### Exercise
Match on the string "JSON" in the entries below and return every matching line.

### Source material
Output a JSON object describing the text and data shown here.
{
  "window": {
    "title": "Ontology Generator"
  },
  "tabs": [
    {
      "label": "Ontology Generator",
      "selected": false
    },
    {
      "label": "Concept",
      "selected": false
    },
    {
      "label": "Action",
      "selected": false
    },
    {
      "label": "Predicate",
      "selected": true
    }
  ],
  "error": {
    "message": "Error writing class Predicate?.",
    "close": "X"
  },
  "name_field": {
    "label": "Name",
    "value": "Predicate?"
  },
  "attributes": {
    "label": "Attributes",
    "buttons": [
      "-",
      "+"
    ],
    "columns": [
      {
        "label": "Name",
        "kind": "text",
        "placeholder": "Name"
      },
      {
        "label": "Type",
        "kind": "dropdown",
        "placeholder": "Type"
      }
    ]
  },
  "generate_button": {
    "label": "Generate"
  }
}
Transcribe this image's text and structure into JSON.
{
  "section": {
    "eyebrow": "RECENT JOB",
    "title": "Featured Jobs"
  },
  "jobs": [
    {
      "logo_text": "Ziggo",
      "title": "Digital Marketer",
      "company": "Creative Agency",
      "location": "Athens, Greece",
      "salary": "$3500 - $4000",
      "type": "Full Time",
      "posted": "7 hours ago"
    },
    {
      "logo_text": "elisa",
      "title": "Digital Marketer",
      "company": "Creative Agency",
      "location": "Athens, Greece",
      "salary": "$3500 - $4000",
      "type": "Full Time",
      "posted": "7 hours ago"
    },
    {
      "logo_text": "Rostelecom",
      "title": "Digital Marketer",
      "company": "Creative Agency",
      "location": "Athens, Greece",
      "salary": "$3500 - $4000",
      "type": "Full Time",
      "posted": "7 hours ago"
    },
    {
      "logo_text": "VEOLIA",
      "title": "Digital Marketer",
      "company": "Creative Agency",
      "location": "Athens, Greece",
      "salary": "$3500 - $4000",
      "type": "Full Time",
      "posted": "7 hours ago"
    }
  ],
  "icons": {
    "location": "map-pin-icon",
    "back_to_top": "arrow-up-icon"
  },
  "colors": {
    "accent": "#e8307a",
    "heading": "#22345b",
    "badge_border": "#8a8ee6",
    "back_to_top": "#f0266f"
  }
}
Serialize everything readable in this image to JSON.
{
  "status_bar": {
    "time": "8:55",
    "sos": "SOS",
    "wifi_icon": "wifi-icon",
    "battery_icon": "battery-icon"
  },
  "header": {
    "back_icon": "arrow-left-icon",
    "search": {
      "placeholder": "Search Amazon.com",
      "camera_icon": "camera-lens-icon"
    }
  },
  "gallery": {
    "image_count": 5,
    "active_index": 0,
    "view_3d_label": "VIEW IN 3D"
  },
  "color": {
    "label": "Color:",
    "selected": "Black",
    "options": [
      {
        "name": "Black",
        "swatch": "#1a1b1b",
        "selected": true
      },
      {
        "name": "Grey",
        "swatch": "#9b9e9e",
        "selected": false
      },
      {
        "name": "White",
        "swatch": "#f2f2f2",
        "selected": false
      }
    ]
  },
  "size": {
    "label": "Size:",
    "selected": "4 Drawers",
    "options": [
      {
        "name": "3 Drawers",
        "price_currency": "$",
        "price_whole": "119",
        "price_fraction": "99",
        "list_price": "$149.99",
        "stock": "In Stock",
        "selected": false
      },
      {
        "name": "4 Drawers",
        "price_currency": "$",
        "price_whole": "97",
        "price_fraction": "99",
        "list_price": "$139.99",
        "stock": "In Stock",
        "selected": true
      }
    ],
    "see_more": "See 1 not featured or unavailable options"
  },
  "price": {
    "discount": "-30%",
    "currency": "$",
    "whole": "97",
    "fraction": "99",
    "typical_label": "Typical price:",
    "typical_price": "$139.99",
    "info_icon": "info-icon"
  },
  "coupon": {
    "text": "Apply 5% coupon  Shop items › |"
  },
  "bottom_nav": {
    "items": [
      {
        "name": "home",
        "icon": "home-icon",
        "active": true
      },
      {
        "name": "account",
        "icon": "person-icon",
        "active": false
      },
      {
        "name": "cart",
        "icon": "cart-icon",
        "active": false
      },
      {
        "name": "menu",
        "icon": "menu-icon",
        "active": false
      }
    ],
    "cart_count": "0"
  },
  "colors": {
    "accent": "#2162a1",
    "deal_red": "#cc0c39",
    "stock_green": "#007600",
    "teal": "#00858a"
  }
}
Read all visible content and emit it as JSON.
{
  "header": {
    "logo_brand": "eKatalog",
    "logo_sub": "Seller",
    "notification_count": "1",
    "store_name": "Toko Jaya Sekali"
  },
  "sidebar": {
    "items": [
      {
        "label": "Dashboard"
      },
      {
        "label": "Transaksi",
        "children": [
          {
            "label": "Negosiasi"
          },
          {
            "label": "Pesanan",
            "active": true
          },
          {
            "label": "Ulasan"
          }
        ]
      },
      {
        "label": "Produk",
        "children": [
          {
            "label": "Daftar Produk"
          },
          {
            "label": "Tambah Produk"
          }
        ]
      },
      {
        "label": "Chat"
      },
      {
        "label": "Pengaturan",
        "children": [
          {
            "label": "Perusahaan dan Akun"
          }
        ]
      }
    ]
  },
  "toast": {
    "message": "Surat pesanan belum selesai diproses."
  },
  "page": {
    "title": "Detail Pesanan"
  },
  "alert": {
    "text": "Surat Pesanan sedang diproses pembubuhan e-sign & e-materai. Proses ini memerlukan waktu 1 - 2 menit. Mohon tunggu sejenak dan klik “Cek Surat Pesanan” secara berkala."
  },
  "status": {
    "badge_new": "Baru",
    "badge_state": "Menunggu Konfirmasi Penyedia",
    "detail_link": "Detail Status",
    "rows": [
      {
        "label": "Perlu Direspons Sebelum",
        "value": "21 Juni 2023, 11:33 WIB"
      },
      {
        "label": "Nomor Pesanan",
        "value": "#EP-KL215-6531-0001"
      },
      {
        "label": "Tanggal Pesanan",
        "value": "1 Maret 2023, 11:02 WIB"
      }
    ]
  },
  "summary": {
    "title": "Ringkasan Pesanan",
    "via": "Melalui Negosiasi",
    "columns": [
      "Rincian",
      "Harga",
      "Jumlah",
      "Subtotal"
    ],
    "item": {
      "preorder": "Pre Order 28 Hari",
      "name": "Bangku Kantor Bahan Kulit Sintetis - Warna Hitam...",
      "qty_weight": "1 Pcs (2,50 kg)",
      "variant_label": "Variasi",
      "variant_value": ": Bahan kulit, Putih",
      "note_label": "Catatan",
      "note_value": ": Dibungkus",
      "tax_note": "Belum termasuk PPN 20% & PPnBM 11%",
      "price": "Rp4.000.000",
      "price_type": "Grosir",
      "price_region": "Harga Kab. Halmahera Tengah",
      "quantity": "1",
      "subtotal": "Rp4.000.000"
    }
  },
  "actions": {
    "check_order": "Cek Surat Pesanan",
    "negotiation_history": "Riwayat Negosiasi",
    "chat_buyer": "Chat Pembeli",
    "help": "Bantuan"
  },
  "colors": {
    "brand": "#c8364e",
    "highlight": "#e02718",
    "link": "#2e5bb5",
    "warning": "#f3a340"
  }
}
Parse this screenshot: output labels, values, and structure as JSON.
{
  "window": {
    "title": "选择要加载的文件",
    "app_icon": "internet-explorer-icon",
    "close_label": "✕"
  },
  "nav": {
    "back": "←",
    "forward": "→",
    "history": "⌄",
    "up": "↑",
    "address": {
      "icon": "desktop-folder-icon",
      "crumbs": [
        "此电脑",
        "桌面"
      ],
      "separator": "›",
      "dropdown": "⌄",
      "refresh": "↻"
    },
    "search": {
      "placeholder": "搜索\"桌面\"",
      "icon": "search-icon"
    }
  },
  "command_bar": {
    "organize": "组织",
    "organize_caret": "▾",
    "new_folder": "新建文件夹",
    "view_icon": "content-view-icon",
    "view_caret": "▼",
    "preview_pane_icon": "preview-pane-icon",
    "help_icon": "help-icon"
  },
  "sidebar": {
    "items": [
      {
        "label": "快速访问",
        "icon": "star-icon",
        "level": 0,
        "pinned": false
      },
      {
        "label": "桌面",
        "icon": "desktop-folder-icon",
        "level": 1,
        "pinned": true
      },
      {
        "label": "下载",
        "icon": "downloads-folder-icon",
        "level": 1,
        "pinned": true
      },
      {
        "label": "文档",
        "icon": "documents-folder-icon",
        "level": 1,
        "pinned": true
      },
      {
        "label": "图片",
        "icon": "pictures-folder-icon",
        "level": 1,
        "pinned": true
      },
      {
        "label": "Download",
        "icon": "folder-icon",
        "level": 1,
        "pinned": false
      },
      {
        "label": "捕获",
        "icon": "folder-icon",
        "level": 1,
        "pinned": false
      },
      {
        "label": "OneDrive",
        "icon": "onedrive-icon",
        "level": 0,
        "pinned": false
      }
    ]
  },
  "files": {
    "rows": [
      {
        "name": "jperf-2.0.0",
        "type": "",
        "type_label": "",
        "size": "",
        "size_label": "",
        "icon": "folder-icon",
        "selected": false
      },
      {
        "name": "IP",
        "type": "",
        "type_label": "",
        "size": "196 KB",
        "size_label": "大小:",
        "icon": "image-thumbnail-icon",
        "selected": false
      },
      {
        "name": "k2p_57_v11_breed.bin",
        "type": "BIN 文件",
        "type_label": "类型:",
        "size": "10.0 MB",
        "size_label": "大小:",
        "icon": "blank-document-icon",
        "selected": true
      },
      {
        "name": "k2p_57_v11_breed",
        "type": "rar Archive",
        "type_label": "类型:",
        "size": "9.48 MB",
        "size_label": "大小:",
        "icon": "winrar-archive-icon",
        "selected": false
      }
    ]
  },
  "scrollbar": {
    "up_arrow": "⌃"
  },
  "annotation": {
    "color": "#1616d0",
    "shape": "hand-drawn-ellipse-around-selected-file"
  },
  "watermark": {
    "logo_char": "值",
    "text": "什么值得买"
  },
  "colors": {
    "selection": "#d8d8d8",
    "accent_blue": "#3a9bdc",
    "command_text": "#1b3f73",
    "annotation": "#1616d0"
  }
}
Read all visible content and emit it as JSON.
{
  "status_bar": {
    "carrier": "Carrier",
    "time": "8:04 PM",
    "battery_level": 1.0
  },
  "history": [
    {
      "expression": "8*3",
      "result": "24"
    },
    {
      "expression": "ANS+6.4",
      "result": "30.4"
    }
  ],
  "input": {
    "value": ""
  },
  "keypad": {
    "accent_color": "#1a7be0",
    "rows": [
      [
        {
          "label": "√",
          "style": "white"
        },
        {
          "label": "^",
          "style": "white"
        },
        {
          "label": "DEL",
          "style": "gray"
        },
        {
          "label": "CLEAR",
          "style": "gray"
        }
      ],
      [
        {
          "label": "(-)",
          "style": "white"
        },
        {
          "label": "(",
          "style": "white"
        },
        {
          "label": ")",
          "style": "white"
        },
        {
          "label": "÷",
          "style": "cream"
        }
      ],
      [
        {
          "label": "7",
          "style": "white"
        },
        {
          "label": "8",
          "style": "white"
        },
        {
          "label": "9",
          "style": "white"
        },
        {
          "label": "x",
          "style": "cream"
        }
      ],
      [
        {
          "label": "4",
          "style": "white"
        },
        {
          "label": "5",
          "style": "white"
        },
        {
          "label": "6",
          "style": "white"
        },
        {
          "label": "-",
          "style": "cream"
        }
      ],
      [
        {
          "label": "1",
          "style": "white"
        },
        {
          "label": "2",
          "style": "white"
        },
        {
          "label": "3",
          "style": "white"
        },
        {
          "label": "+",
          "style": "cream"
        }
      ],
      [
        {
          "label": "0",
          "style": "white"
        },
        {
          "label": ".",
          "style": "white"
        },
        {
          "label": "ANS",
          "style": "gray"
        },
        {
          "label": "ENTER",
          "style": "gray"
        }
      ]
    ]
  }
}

### Exercise response
Output a JSON object describing the text and data shown here.
Transcribe this image's text and structure into JSON.
Serialize everything readable in this image to JSON.
Read all visible content and emit it as JSON.
Parse this screenshot: output labels, values, and structure as JSON.
Read all visible content and emit it as JSON.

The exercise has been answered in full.